Data is collected by eleven regional seismic networks and the National Seismic Network ("ANSS backbone") of dedicated stations, with additional inputs from overseas seismic networks. Analysis is done at the regional data centers, and at the USGS National Earthquake Information Center (NEIC),[4] with the results posted at the USGS earthquake web page (

The National Strong Motion Project of the ANSS has instrumented 168 structures to record their response to very strong shaking. This data is used in research on earthquake-resistant engineering.[5]

Products and services edit

The ANSS provides a range of products and services:[6]

These can be accessed at the USGS Earthquake page:

Participating regional networks edit

As of 2023 the following networks were participating in the ANSS:[7]

Additional stations are operated by the USGS Albuquerque Seismological Laboratory (ASL).

The regional networks are deemed authoritative for the location and magnitude of earthquakes in their region. The NEIC receives additional data from about 3,000 stations around the world, and provides backup if a regional network is unable to communicate.

See also edit

Notes edit

  1. ^ USGS Circular 1429 2017, p. 19; Leith 2006, p. 12. It has been reported that in one case a television station was able to show millions of viewers a ShakeMap for an earthquake that had occurred only six minutes earlier (Wald et al. 2002, p. 13).
  2. ^ USGS Circular 1429 2017, pp. 1–2; SSA 2017.
  3. ^ USGS Circular 1429 2017, pp. 2, 22.
  4. ^ USGS Circular 1429 2017, pp. 6, 18, 29.
  5. ^ USGS Circular 1429 2017, p. 8.
  6. ^ USGS Circular 1429 2017, pp. 12–18.
  7. ^ USGS Circular 1429 2017, p. 6.

Sources edit

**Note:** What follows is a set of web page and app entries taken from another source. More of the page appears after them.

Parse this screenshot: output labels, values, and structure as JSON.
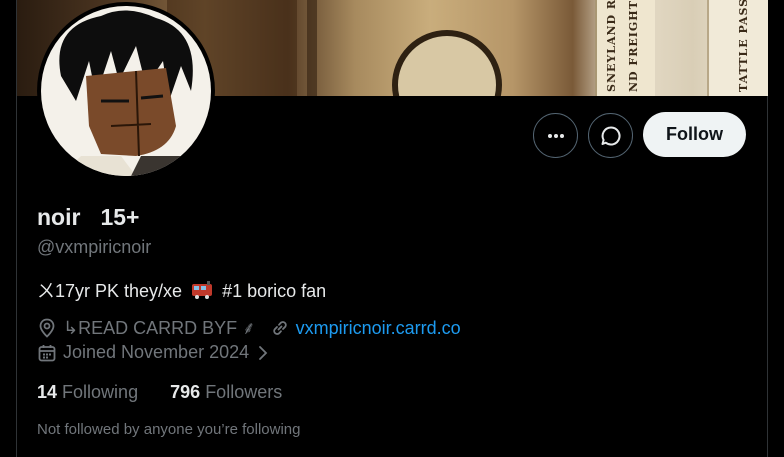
{
  "profile": {
    "name": "noir",
    "age_tag": "15+",
    "handle": "@vxmpiricnoir",
    "bio_before": "ㄨ17yr PK they/xe",
    "bio_after": "#1 borico fan",
    "location": "↳READ CARRD BYF ⸙",
    "website": "vxmpiricnoir.carrd.co",
    "joined": "Joined November 2024",
    "following_count": "14",
    "following_label": "Following",
    "followers_count": "796",
    "followers_label": "Followers",
    "mutuals_note": "Not followed by anyone you’re following"
  },
  "actions": {
    "follow_label": "Follow"
  },
  "banner": {
    "ticket_text_1": "SNEYLAND RR",
    "ticket_text_2": "ND FREIGHT",
    "ticket_text_3": "TATTLE PASSA"
  },
  "icons": {
    "more": "more-dots-icon",
    "message": "message-bubble-icon",
    "location": "location-pin-icon",
    "link": "link-icon",
    "calendar": "calendar-icon",
    "chevron": "chevron-right-icon",
    "train": "train-emoji"
  },
  "colors": {
    "background": "#000000",
    "text_primary": "#e7e9ea",
    "text_secondary": "#71767b",
    "link": "#1d9bf0",
    "follow_button_bg": "#eff3f4"
  }
}
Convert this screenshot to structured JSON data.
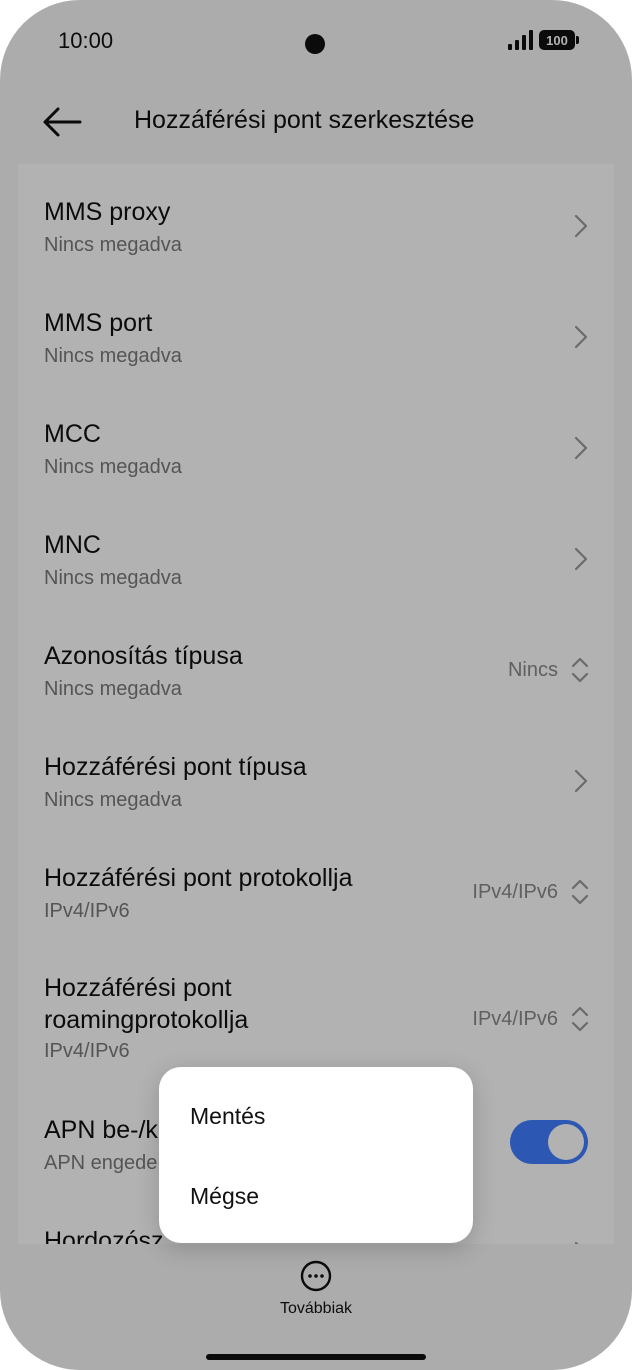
{
  "status_bar": {
    "time": "10:00",
    "battery": "100"
  },
  "header": {
    "title": "Hozzáférési pont szerkesztése"
  },
  "rows": [
    {
      "title": "MMS proxy",
      "subtitle": "Nincs megadva",
      "control": "chevron"
    },
    {
      "title": "MMS port",
      "subtitle": "Nincs megadva",
      "control": "chevron"
    },
    {
      "title": "MCC",
      "subtitle": "Nincs megadva",
      "control": "chevron"
    },
    {
      "title": "MNC",
      "subtitle": "Nincs megadva",
      "control": "chevron"
    },
    {
      "title": "Azonosítás típusa",
      "subtitle": "Nincs megadva",
      "value": "Nincs",
      "control": "updown"
    },
    {
      "title": "Hozzáférési pont típusa",
      "subtitle": "Nincs megadva",
      "control": "chevron"
    },
    {
      "title": "Hozzáférési pont protokollja",
      "subtitle": "IPv4/IPv6",
      "value": "IPv4/IPv6",
      "control": "updown"
    },
    {
      "title_line1": "Hozzáférési pont",
      "title_line2": "roamingprotokollja",
      "subtitle": "IPv4/IPv6",
      "value": "IPv4/IPv6",
      "control": "updown"
    },
    {
      "title": "APN be-/k",
      "subtitle": "APN engede",
      "control": "toggle",
      "toggle_on": true
    },
    {
      "title": "Hordozósz",
      "control": "chevron"
    }
  ],
  "popup_menu": {
    "items": [
      "Mentés",
      "Mégse"
    ]
  },
  "bottom_bar": {
    "more_label": "Továbbiak"
  },
  "colors": {
    "accent": "#3f7dff",
    "overlay": "rgba(0,0,0,0.30)"
  },
  "icons": [
    "back-arrow-icon",
    "chevron-right-icon",
    "up-down-arrows-icon",
    "more-dots-icon",
    "signal-icon",
    "battery-icon"
  ]
}
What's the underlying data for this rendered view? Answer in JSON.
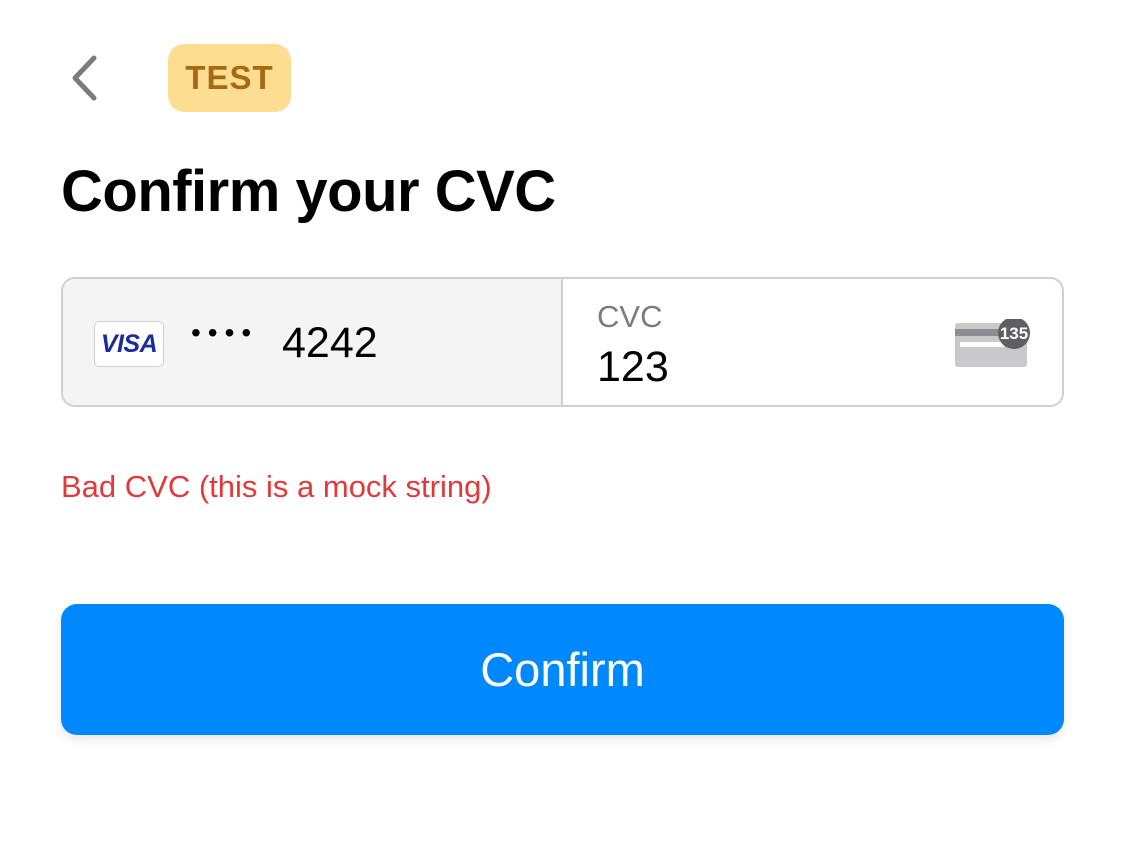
{
  "header": {
    "back_icon": "chevron-left-icon",
    "badge_label": "TEST"
  },
  "title": "Confirm your CVC",
  "card": {
    "brand": "VISA",
    "masked_dots": "••••",
    "last4": "4242"
  },
  "cvc": {
    "label": "CVC",
    "value": "123",
    "icon": "card-cvc-icon",
    "icon_badge": "135"
  },
  "error": "Bad CVC (this is a mock string)",
  "confirm_label": "Confirm",
  "colors": {
    "accent": "#0088ff",
    "error": "#e5383b",
    "badge_bg": "#fddd92",
    "badge_text": "#a66a12",
    "visa_blue": "#1a2d9c"
  }
}
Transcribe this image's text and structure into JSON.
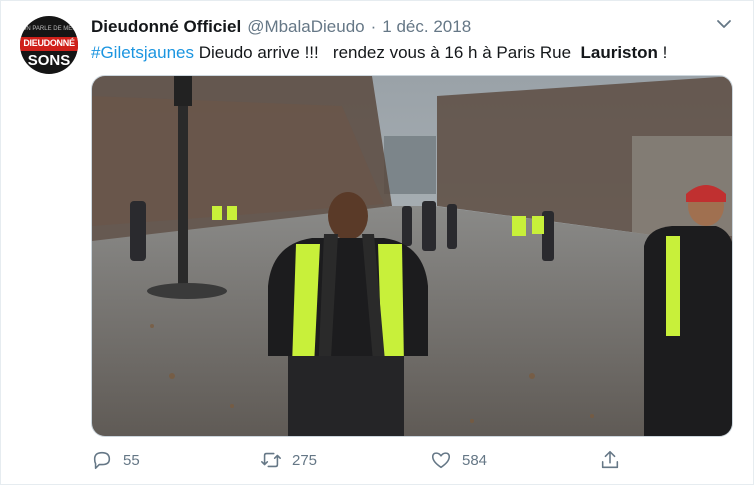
{
  "tweet": {
    "avatar_text_top": "ON PARLE DE MES",
    "avatar_text_band": "DIEUDONNÉ",
    "avatar_text_bottom": "SONS",
    "display_name": "Dieudonné Officiel",
    "handle": "@MbalaDieudo",
    "separator": "·",
    "date": "1 déc. 2018",
    "text_hashtag": "#Giletsjaunes",
    "text_middle": " Dieudo arrive !!!   rendez vous à 16 h à Paris Rue  ",
    "text_bold": "Lauriston",
    "text_end": " !"
  },
  "actions": {
    "reply_count": "55",
    "retweet_count": "275",
    "like_count": "584"
  },
  "icons": {
    "menu": "chevron-down-icon",
    "reply": "reply-icon",
    "retweet": "retweet-icon",
    "like": "heart-icon",
    "share": "share-icon"
  },
  "colors": {
    "link": "#1b95e0",
    "secondary_text": "#657786",
    "vest": "#c8f03a"
  }
}
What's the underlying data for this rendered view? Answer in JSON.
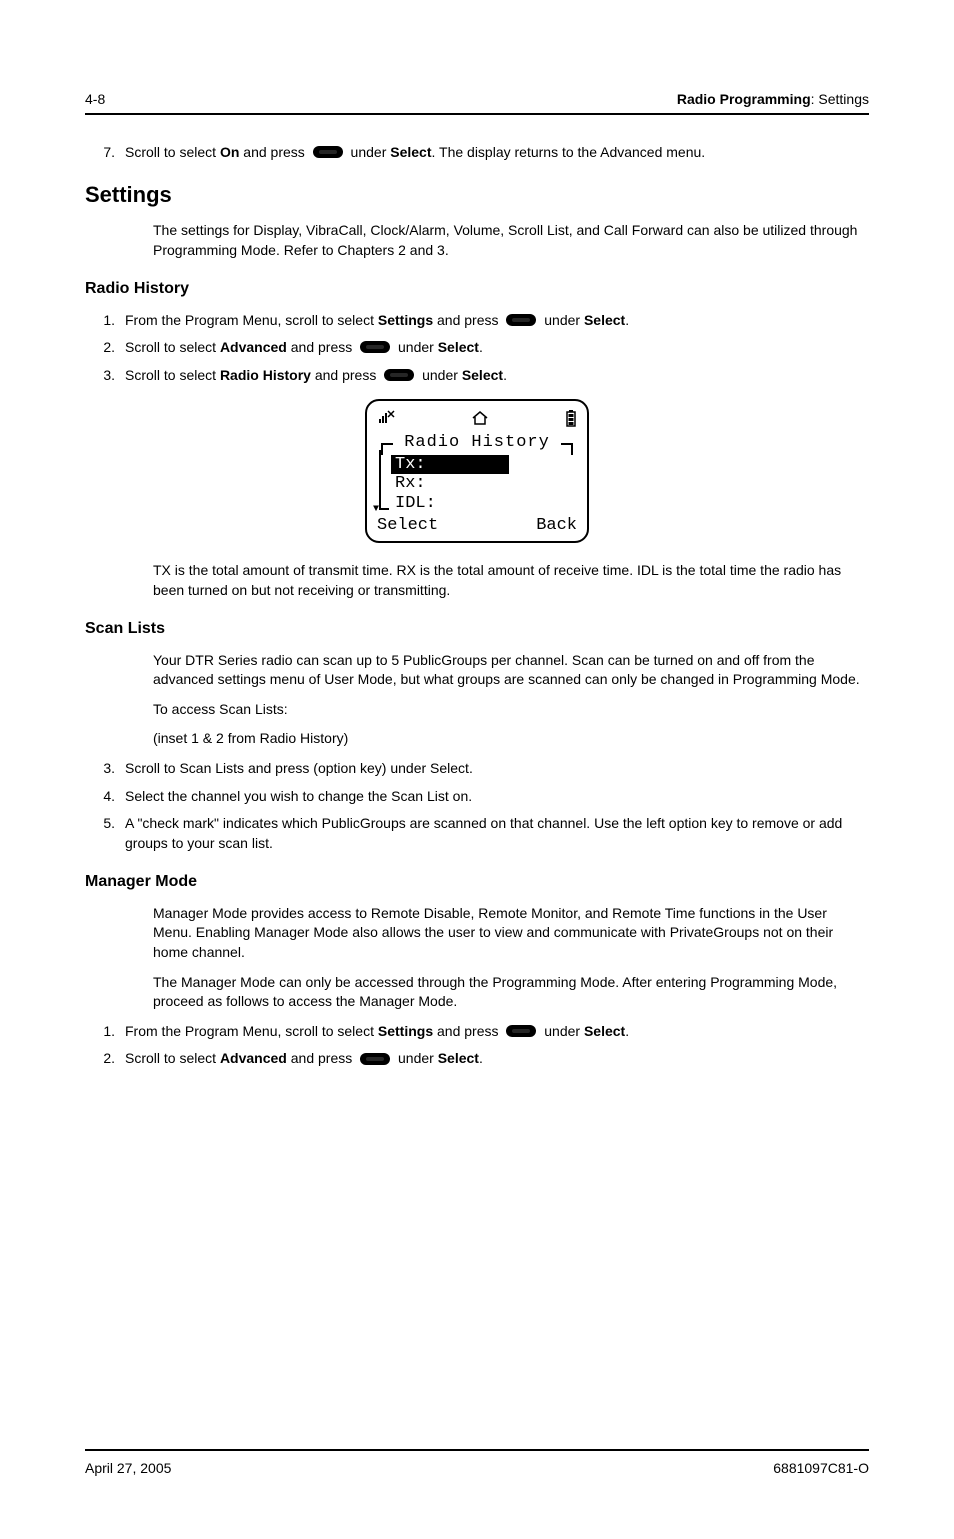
{
  "header": {
    "page_number": "4-8",
    "section_bold": "Radio Programming",
    "section_plain": ": Settings"
  },
  "step7": {
    "num": "7.",
    "t1": "Scroll to select ",
    "on": "On",
    "t2": " and press ",
    "t3": " under ",
    "select": "Select",
    "t4": ". The display returns to the Advanced menu."
  },
  "settings": {
    "heading": "Settings",
    "intro": "The settings for Display, VibraCall, Clock/Alarm, Volume, Scroll List, and Call Forward can also be utilized through Programming Mode. Refer to Chapters 2 and 3."
  },
  "radio_history": {
    "heading": "Radio History",
    "s1": {
      "num": "1.",
      "a": "From the Program Menu, scroll to select ",
      "b1": "Settings",
      "c": " and press ",
      "d": " under ",
      "b2": "Select",
      "e": "."
    },
    "s2": {
      "num": "2.",
      "a": "Scroll to select ",
      "b1": "Advanced",
      "c": " and press ",
      "d": " under ",
      "b2": "Select",
      "e": "."
    },
    "s3": {
      "num": "3.",
      "a": "Scroll to select ",
      "b1": "Radio History",
      "c": " and press ",
      "d": " under ",
      "b2": "Select",
      "e": "."
    },
    "note": "TX is the total amount of transmit time. RX is the total amount of receive time. IDL is the total time the radio has been turned on but not receiving or transmitting."
  },
  "screen": {
    "title": "Radio History",
    "tx": "Tx:",
    "rx": "Rx:",
    "idl": "IDL:",
    "select": "Select",
    "back": "Back"
  },
  "scan_lists": {
    "heading": "Scan Lists",
    "p1": "Your DTR Series radio can scan up to 5 PublicGroups per channel. Scan can be turned on and off from the advanced settings menu of User Mode, but what groups are scanned can only be changed in Programming Mode.",
    "p2": "To access Scan Lists:",
    "p3": "(inset 1 & 2 from Radio History)",
    "s3": {
      "num": "3.",
      "text": "Scroll to Scan Lists and press (option key) under Select."
    },
    "s4": {
      "num": "4.",
      "text": "Select the channel you wish to change the Scan List on."
    },
    "s5": {
      "num": "5.",
      "text": "A \"check mark\" indicates which PublicGroups are scanned on that channel. Use the left option key to remove or add groups to your scan list."
    }
  },
  "manager_mode": {
    "heading": "Manager Mode",
    "p1": "Manager Mode provides access to Remote Disable, Remote Monitor, and Remote Time functions in the User Menu. Enabling Manager Mode also allows the user to view and communicate with PrivateGroups not on their home channel.",
    "p2": "The Manager Mode can only be accessed through the Programming Mode. After entering Programming Mode, proceed as follows to access the Manager Mode.",
    "s1": {
      "num": "1.",
      "a": "From the Program Menu, scroll to select ",
      "b1": "Settings",
      "c": " and press ",
      "d": " under ",
      "b2": "Select",
      "e": "."
    },
    "s2": {
      "num": "2.",
      "a": "Scroll to select ",
      "b1": "Advanced",
      "c": " and press ",
      "d": " under ",
      "b2": "Select",
      "e": "."
    }
  },
  "footer": {
    "date": "April 27, 2005",
    "docnum": "6881097C81-O"
  }
}
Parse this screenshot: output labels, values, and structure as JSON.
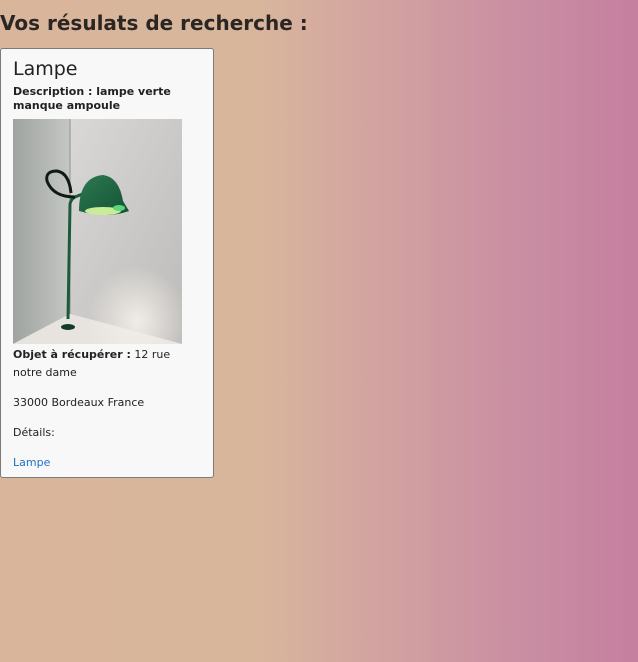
{
  "page": {
    "heading": "Vos résulats de recherche :"
  },
  "results": [
    {
      "title": "Lampe",
      "description_label": "Description :",
      "description": "lampe verte manque ampoule",
      "pickup_label": "Objet à récupérer :",
      "address_line1": "12 rue notre dame",
      "address_line2": "33000 Bordeaux France",
      "details_label": "Détails:",
      "link_text": "Lampe",
      "colors": {
        "lamp": "#1c5a3a",
        "link": "#1f6fc4"
      }
    }
  ]
}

  • Leith, William (February 3, 2006), "Earthquake Monitoring and Reporting through the Advanced National Seismic System" (PDF), Briefing for the Natural Hazards Caucus, February 3, 2006, archived from the original (PDF) on July 20, 2022
  • Sipkin, Stuart A.; Filson, John R.; Benz, Harley M.; Wald, David J.; Earle, Paul S. (5 September 2006), "Advanced National Seismic System Delivers Improved Information", EOS Transactions, 87 (36), doi:10.1029/2006EO360003